(Last Updated on : 03/11/2014)
Indian films during the British regime were in the budding stages of later flourishments, which manifested itself after Indian Independence. With strife, rebellion, butchery and conspiracies being the order of the day, films were perhaps the last medium in which people rested their attention. Still, few that escaped the chains of massacre saw a troubled light of day. Differences between the ruled and rulers culminated in those films, only to be later banned.
In 1918, Passage of the Cinematography Act established Censor Boards in Calcutta, Madras, Bombay, Rangoon and later Lahore. A Board possessed the power to certify a film for all of India, although a Provincial Government could override a Board's decision. Each Board consisted of the British Commissioner of Police and members of the Indian communities, i.e. Hindu, Muslim, etc. The Board evaluated the moral, racial, religious and political implications of each film.
In February 1937, the British Board of Film Censors stopped the production of the film, "The Relief of Lucknow". With its themes emanating from the Indian Sepoy Mutiny
, the decision grew from the belief that the Congress Party would give the film its support in order to stir up revolutionary activities. In early 1939, after considerable review, the film was formally banned. Indian films during the British regime was by far a bit curbed down and restricted, owing to cinema's nascent stage in India, accompanied by rising rebellions and upsurges for independence. Results were not always to the expectations of natives as well as English officers.
On 1st September 1938, "The Drum" was released for showcasing in the city of Bombay. Its themes characterised the Muslim menace as fundamentalist, backward and anti-national. In consequence, after a week of violence in Bombay, the film was withdrawn.
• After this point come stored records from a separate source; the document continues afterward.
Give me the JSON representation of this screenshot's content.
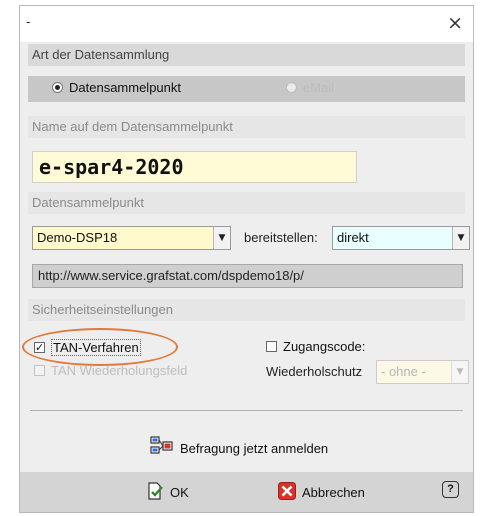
{
  "window": {
    "title": "-",
    "close_symbol": "×"
  },
  "collection_type": {
    "heading": "Art der Datensammlung",
    "options": [
      {
        "label": "Datensammelpunkt",
        "selected": true,
        "enabled": true
      },
      {
        "label": "eMail",
        "selected": false,
        "enabled": false
      }
    ]
  },
  "name_section": {
    "heading": "Name auf dem Datensammelpunkt",
    "value": "e-spar4-2020"
  },
  "dsp_section": {
    "heading": "Datensammelpunkt",
    "dsp_select": "Demo-DSP18",
    "provide_label": "bereitstellen:",
    "provide_select": "direkt",
    "url": "http://www.service.grafstat.com/dspdemo18/p/"
  },
  "security": {
    "heading": "Sicherheitseinstellungen",
    "tan": {
      "label": "TAN-Verfahren",
      "checked": true,
      "mark": "✓"
    },
    "tan_repeat": {
      "label": "TAN Wiederholungsfeld",
      "checked": false,
      "enabled": false
    },
    "access_code": {
      "label": "Zugangscode:",
      "checked": false
    },
    "repeat_protection_label": "Wiederholschutz",
    "repeat_protection_value": "- ohne -"
  },
  "register_label": "Befragung jetzt anmelden",
  "footer": {
    "ok_label": "OK",
    "cancel_label": "Abbrechen",
    "help_symbol": "?"
  },
  "colors": {
    "highlight_ellipse": "#e37a3c",
    "field_yellow": "#fffbd6",
    "field_cyan": "#e9ffff"
  }
}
In 1939, the British laid out five guidelines for film making about India by British and Hollywood producers.
Films would not be sanctioned which:
Were based on episodes of British Indian history and/or were based on the Kipling style.
Showed conflict between British and Indians or between Hindus and Muslims.
Placed Indian religious or social experiences in a poor light.
Fixed the European as hero and the Indian as villain.
Demonstrated the Indian as inferior and dominated by the Europeans.
This policy caused British and American producers to cancel thirty-seven films from their 1939-1940 production schedule. Though Indian films today are one of the most prestigious, legendary and admired all over the world, yet, Indian films during the British regime was not much to be talked about. Its rich legacy was yet to be established, with only stray ones being made at times. Several severe factors added up to the causes though.
In April 1939, the Bengal Board of Film Censors banned the showing of "Gunga Din". Its projected militant Hinduism, its relationship to Thugee, its association with Kail and its underlining of caste and social divisions of India collectively led to its banning in British India.
In 1940, the Twentieth-Century Fox production of "The Rains Came" projected a new image of the British as in partnership with the Indians. It explored new Imperial relationships and examined new developments in Indian society. In consequence, this film won the approval of the censors.